What will you do with this, friends?
Here we are… now beneath the cross of Jesus. What will we do with him? What will we do with the Christ?
Will we forsake him? Will we stand in silent acquiescence as the rest of the mob calls for his crucifixion? Will we turn our back on him now and hide away? Will we choose to dismiss the event we commemorate this week as merely the death of some long-ago prophet and revolutionary, and nothing more; or will we recognize it as something much more? Will we stand by Jesus in this, his dying hour; seeing him as he truly is and honoring what he is doing for us, that we might receive the graceful gift of salvation that he brings to you, and to me, and to the world?
The choice is ours, yours and mine; it always has been; it’s the choice between death and LIFE… the question is how we’ll choose.
Matthew tells us that when Jesus died, “darkness came over the whole land,” and that “the earth shook.” Interesting… that in the span of five days there was a second earthquake in Jerusalem having to do with the presence and power of the divine in its midst! This time, of course, the tremors had a divine source; it was as though God had offered a lamentation of its own over the tragedy that had befallen; an outcry over the loss of a son and truly, of a people.
But here’s the thing about lamentation; especially as we have in scripture: it always begins with unspeakable anguish (“My God, My God, why have you forsaken me?”), but it also always concludes with an affirmation of God’s glory (Psalm 22, the one that Jesus was quoting there on the cross, actually ends with words proclaiming that “dominion belongs to the LORD, and he rules over the nations.” (v. 28). In other words, our lamentations may truly begin in sadness, but they will always end in the same way; with the proclamation that God is present, God is healing, God is forgiving, and God is always and ever… good.
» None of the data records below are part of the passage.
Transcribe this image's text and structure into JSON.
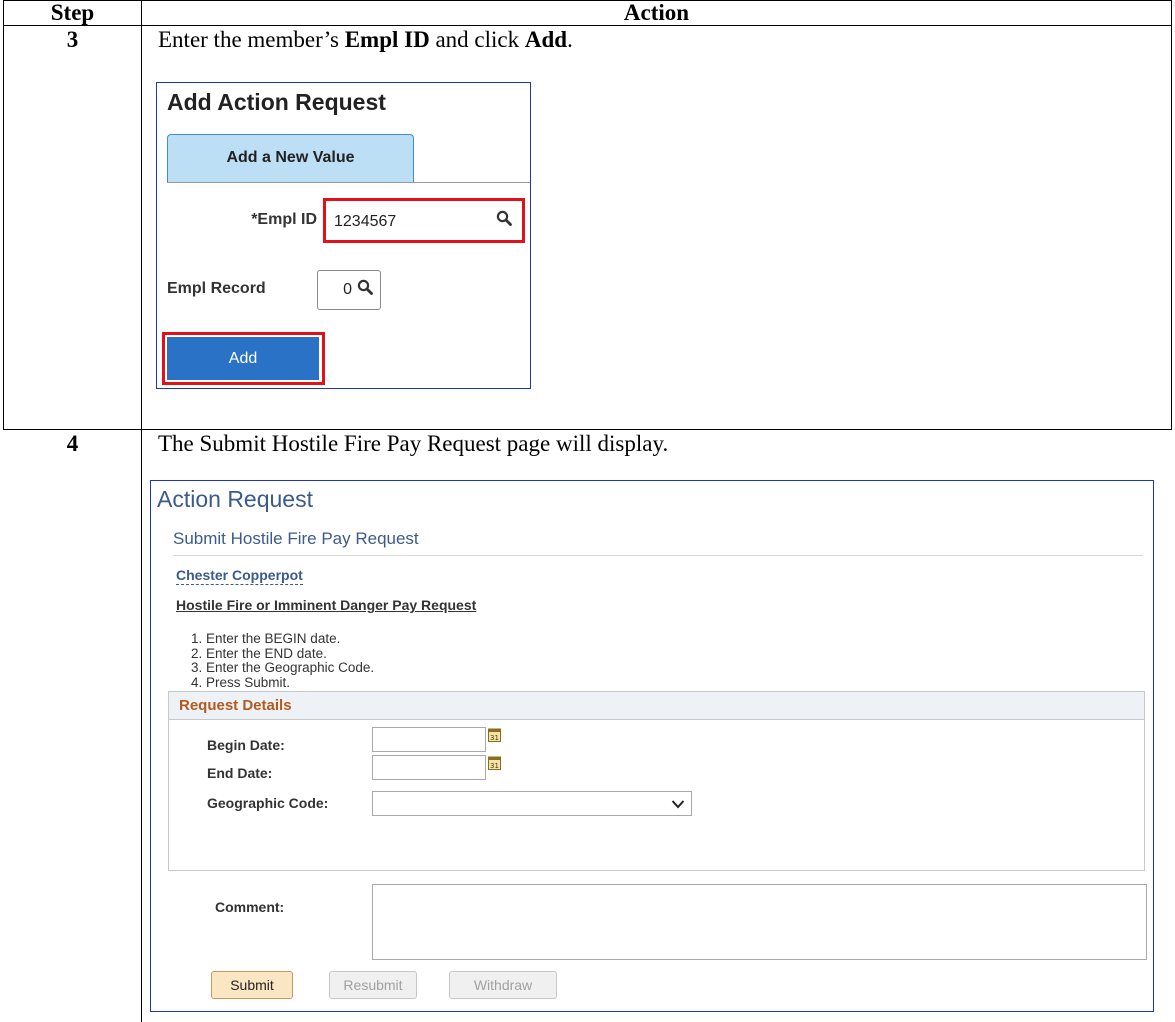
{
  "table": {
    "header_step": "Step",
    "header_action": "Action"
  },
  "step3": {
    "number": "3",
    "text_before": "Enter the member’s ",
    "bold1": "Empl ID",
    "text_mid": " and click ",
    "bold2": "Add",
    "text_after": ".",
    "screen": {
      "title": "Add Action Request",
      "tab_label": "Add a New Value",
      "emplid_label": "*Empl ID",
      "emplid_value": "1234567",
      "emplrecord_label": "Empl Record",
      "emplrecord_value": "0",
      "add_button": "Add",
      "highlight_color": "#e3101a",
      "button_color": "#2a72c6",
      "icons": [
        "search-icon",
        "search-icon"
      ]
    }
  },
  "step4": {
    "number": "4",
    "text": "The Submit Hostile Fire Pay Request page will display.",
    "screen": {
      "title": "Action Request",
      "subtitle": "Submit Hostile Fire Pay Request",
      "member_name": "Chester Copperpot",
      "section_heading": "Hostile Fire or Imminent Danger Pay Request",
      "instructions": [
        "1.  Enter the BEGIN date.",
        "2.  Enter the END date.",
        "3.  Enter the Geographic Code.",
        "4.  Press Submit."
      ],
      "details_heading": "Request Details",
      "begin_date_label": "Begin Date:",
      "begin_date_value": "",
      "end_date_label": "End Date:",
      "end_date_value": "",
      "geo_code_label": "Geographic Code:",
      "geo_code_value": "",
      "comment_label": "Comment:",
      "comment_value": "",
      "submit_button": "Submit",
      "resubmit_button": "Resubmit",
      "withdraw_button": "Withdraw",
      "accent_color": "#3d5b8a",
      "section_color": "#b35a1f",
      "icons": [
        "calendar-icon",
        "calendar-icon",
        "chevron-down-icon"
      ]
    }
  }
}
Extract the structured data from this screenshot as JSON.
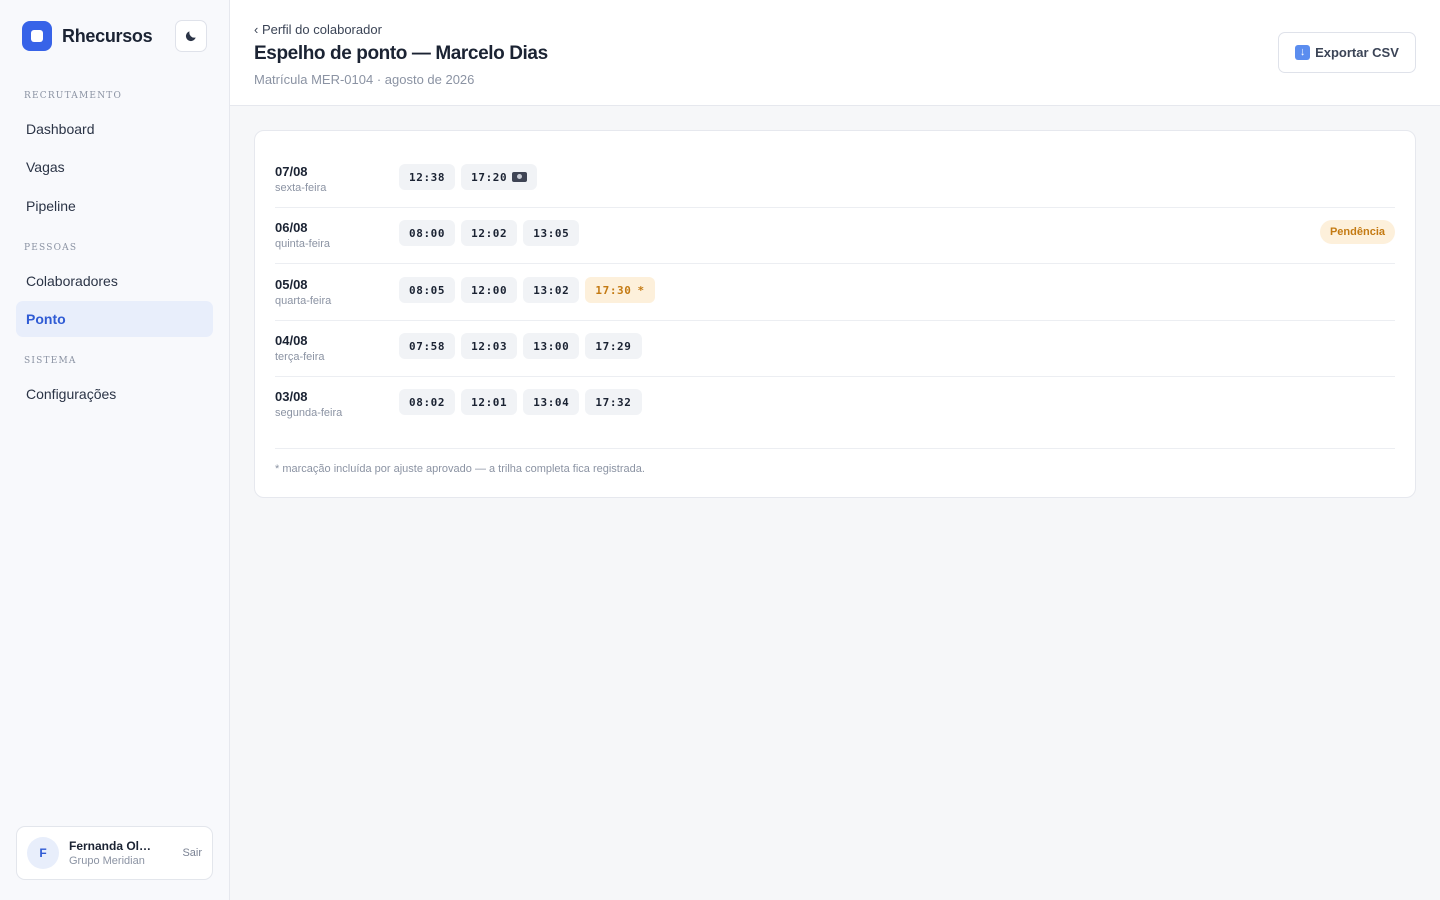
{
  "brand": {
    "name": "Rhecursos",
    "logo_icon": "square-logo-icon",
    "theme_icon": "moon-icon"
  },
  "sidebar": {
    "sections": [
      {
        "label": "RECRUTAMENTO",
        "items": [
          "Dashboard",
          "Vagas",
          "Pipeline"
        ]
      },
      {
        "label": "PESSOAS",
        "items": [
          "Colaboradores",
          "Ponto"
        ]
      },
      {
        "label": "SISTEMA",
        "items": [
          "Configurações"
        ]
      }
    ],
    "active_item": "Ponto"
  },
  "user": {
    "initial": "F",
    "name": "Fernanda Oliveira",
    "org": "Grupo Meridian",
    "logout_label": "Sair"
  },
  "header": {
    "back_label": "‹ Perfil do colaborador",
    "title": "Espelho de ponto — Marcelo Dias",
    "subtitle": "Matrícula MER-0104 · agosto de 2026",
    "export_label": "Exportar CSV",
    "export_icon": "download-icon"
  },
  "timesheet": {
    "rows": [
      {
        "date": "07/08",
        "weekday": "sexta-feira",
        "times": [
          {
            "value": "12:38"
          },
          {
            "value": "17:20",
            "icon": "camera-icon"
          }
        ],
        "badge": ""
      },
      {
        "date": "06/08",
        "weekday": "quinta-feira",
        "times": [
          {
            "value": "08:00"
          },
          {
            "value": "12:02"
          },
          {
            "value": "13:05"
          }
        ],
        "badge": "Pendência"
      },
      {
        "date": "05/08",
        "weekday": "quarta-feira",
        "times": [
          {
            "value": "08:05"
          },
          {
            "value": "12:00"
          },
          {
            "value": "13:02"
          },
          {
            "value": "17:30",
            "adjusted": true,
            "mark": "*"
          }
        ],
        "badge": ""
      },
      {
        "date": "04/08",
        "weekday": "terça-feira",
        "times": [
          {
            "value": "07:58"
          },
          {
            "value": "12:03"
          },
          {
            "value": "13:00"
          },
          {
            "value": "17:29"
          }
        ],
        "badge": ""
      },
      {
        "date": "03/08",
        "weekday": "segunda-feira",
        "times": [
          {
            "value": "08:02"
          },
          {
            "value": "12:01"
          },
          {
            "value": "13:04"
          },
          {
            "value": "17:32"
          }
        ],
        "badge": ""
      }
    ],
    "footnote": "* marcação incluída por ajuste aprovado — a trilha completa fica registrada."
  },
  "colors": {
    "accent": "#3763e8",
    "active_bg": "#e8eefb",
    "warning_bg": "#fdf0db",
    "warning_text": "#c47a12"
  }
}
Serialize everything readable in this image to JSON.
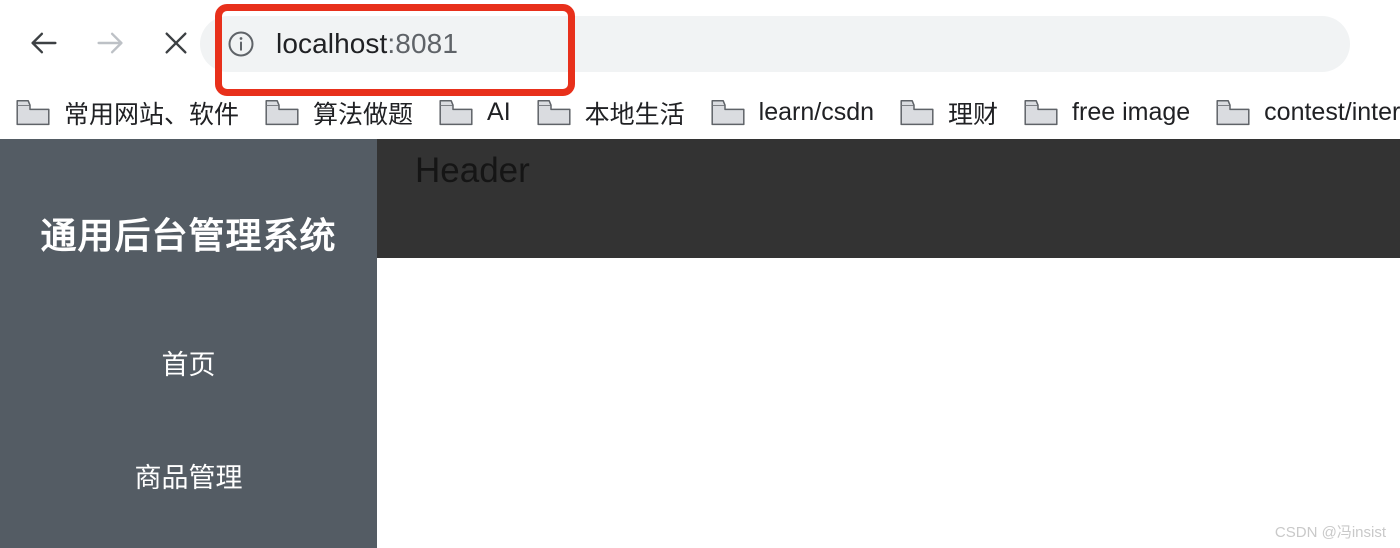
{
  "browser": {
    "nav": {
      "back_icon": "arrow-left-icon",
      "forward_icon": "arrow-right-icon",
      "stop_icon": "close-x-icon"
    },
    "omnibox": {
      "site_info_icon": "info-circle-icon",
      "url_host": "localhost",
      "url_port": ":8081",
      "full_url": "localhost:8081"
    },
    "bookmarks": [
      {
        "icon": "folder-icon",
        "label": "常用网站、软件"
      },
      {
        "icon": "folder-icon",
        "label": "算法做题"
      },
      {
        "icon": "folder-icon",
        "label": "AI"
      },
      {
        "icon": "folder-icon",
        "label": "本地生活"
      },
      {
        "icon": "folder-icon",
        "label": "learn/csdn"
      },
      {
        "icon": "folder-icon",
        "label": "理财"
      },
      {
        "icon": "folder-icon",
        "label": "free image"
      },
      {
        "icon": "folder-icon",
        "label": "contest/intervie"
      }
    ]
  },
  "annotation": {
    "shape": "rectangle",
    "color": "#e8301b",
    "target": "omnibox"
  },
  "app": {
    "sidebar": {
      "title": "通用后台管理系统",
      "background_color": "#545c64",
      "items": [
        {
          "label": "首页"
        },
        {
          "label": "商品管理"
        }
      ]
    },
    "header": {
      "title": "Header",
      "background_color": "#333333"
    },
    "main": {
      "background_color": "#ffffff",
      "content": ""
    }
  },
  "watermark": {
    "text": "CSDN @冯insist"
  }
}
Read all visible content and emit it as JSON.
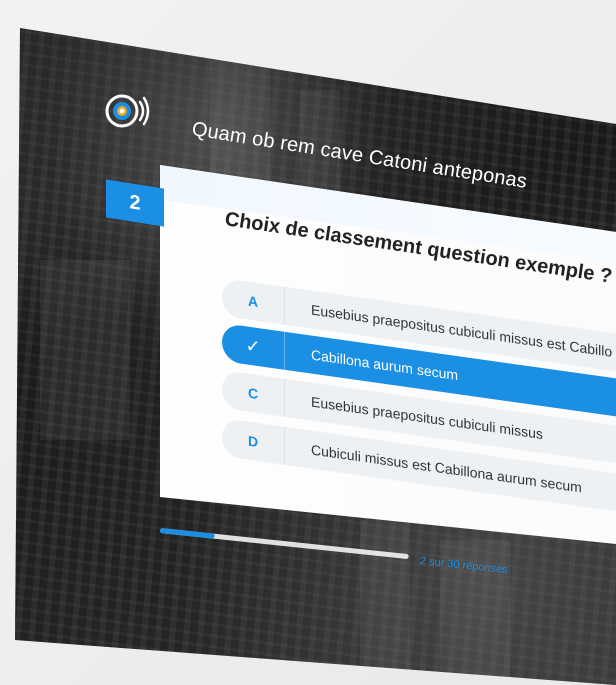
{
  "app": {
    "title": "Quam ob rem cave Catoni anteponas"
  },
  "question": {
    "number": "2",
    "text": "Choix de classement question exemple ?"
  },
  "options": [
    {
      "key": "A",
      "label": "Eusebius praepositus cubiculi missus est Cabillo",
      "selected": false
    },
    {
      "key": "✓",
      "label": "Cabillona aurum secum",
      "selected": true
    },
    {
      "key": "C",
      "label": "Eusebius praepositus cubiculi missus",
      "selected": false
    },
    {
      "key": "D",
      "label": "Cubiculi missus est Cabillona aurum secum",
      "selected": false
    }
  ],
  "progress": {
    "fraction": 0.22,
    "text": "2 sur 30 réponses"
  },
  "colors": {
    "accent": "#1a8fe3",
    "option_bg": "#eef1f4",
    "text_dark": "#222222"
  },
  "icons": {
    "logo": "broadcast-target-icon",
    "check": "check-icon"
  }
}
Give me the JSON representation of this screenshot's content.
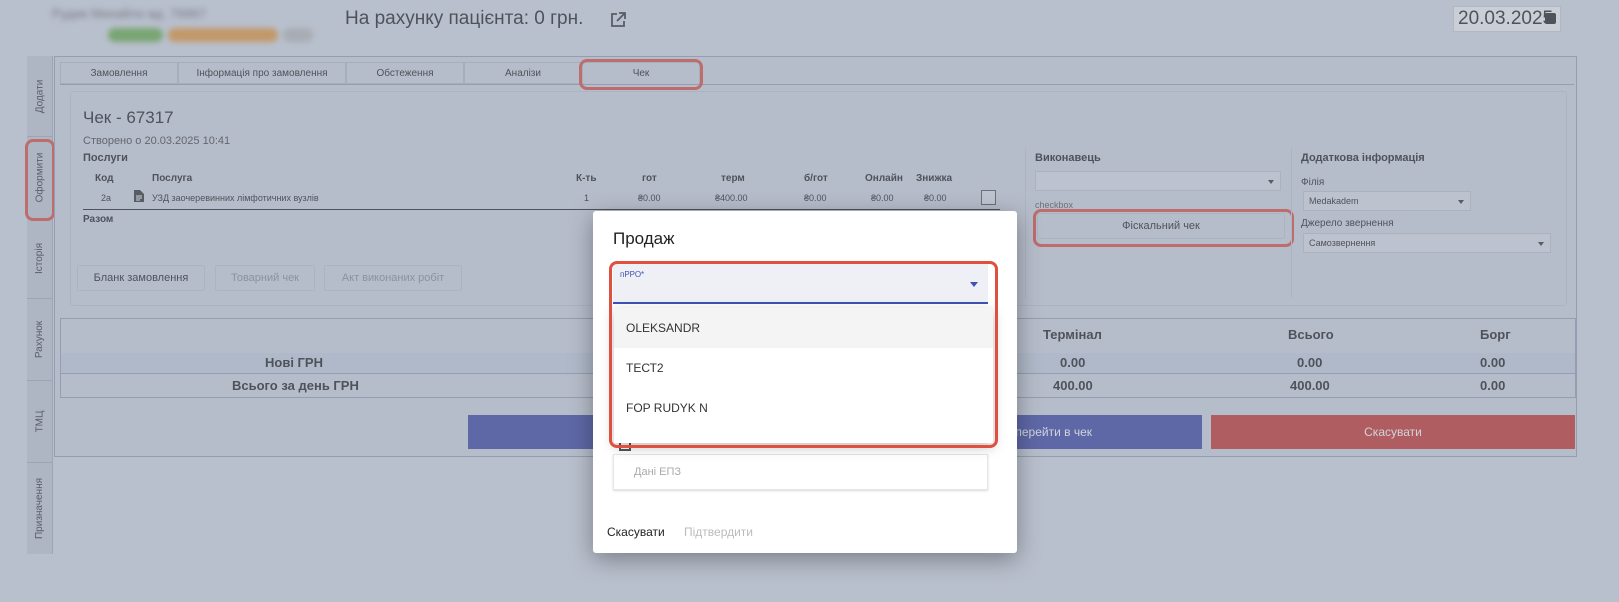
{
  "header": {
    "patient_name": "Рудик Михайло вд. 76967",
    "balance_text": "На рахунку пацієнта: 0 грн.",
    "date": "20.03.2025"
  },
  "rail": [
    "Додати",
    "Оформити",
    "Історія",
    "Рахунок",
    "ТМЦ",
    "Призначення"
  ],
  "tabs": [
    "Замовлення",
    "Інформація про замовлення",
    "Обстеження",
    "Аналізи",
    "Чек"
  ],
  "receipt": {
    "title": "Чек - 67317",
    "created": "Створено о 20.03.2025 10:41",
    "services_label": "Послуги",
    "columns": [
      "Код",
      "Послуга",
      "К-ть",
      "гот",
      "терм",
      "б/гот",
      "Онлайн",
      "Знижка"
    ],
    "row": {
      "code": "2a",
      "service": "УЗД заочеревинних лімфотичних вузлів",
      "qty": "1",
      "cash": "₴0.00",
      "term": "₴400.00",
      "noncash": "₴0.00",
      "online": "₴0.00",
      "discount": "₴0.00"
    },
    "total_label": "Разом",
    "buttons": [
      "Бланк замовлення",
      "Товарний чек",
      "Акт виконаних робіт"
    ]
  },
  "executor": {
    "label": "Виконавець",
    "select_value": "",
    "checkbox_label": "checkbox",
    "fiscal_button": "Фіскальний чек"
  },
  "extra": {
    "label": "Додаткова інформація",
    "branch_label": "Філія",
    "branch_value": "Medakadem",
    "source_label": "Джерело звернення",
    "source_value": "Самозвернення"
  },
  "summary": {
    "headers": [
      "Термінал",
      "Всього",
      "Борг"
    ],
    "rows": [
      {
        "label": "Нові ГРН",
        "terminal": "0.00",
        "total": "0.00",
        "debt": "0.00"
      },
      {
        "label": "Всього за день ГРН",
        "terminal": "400.00",
        "total": "400.00",
        "debt": "0.00"
      }
    ],
    "go_to_check": "перейти в чек",
    "cancel": "Скасувати"
  },
  "modal": {
    "title": "Продаж",
    "select_label": "пРРО*",
    "options": [
      "OLEKSANDR",
      "ТЕСТ2",
      "FOP RUDYK N"
    ],
    "epz_placeholder": "Дані ЕПЗ",
    "cancel": "Скасувати",
    "confirm": "Підтвердити"
  },
  "colors": {
    "primary": "#3f47a6",
    "danger": "#c8342e",
    "highlight": "#e0503f",
    "accent": "#3f51b5"
  }
}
So yes, we’ve come to the cross… but it seems to me that Jesus’ story isn’t done quite yet. And, might I add, neither is ours.
To be continued, beloved…
Thanks be to God!
Amen and AMEN.
c. 2015 Rev. Michael W. Lowry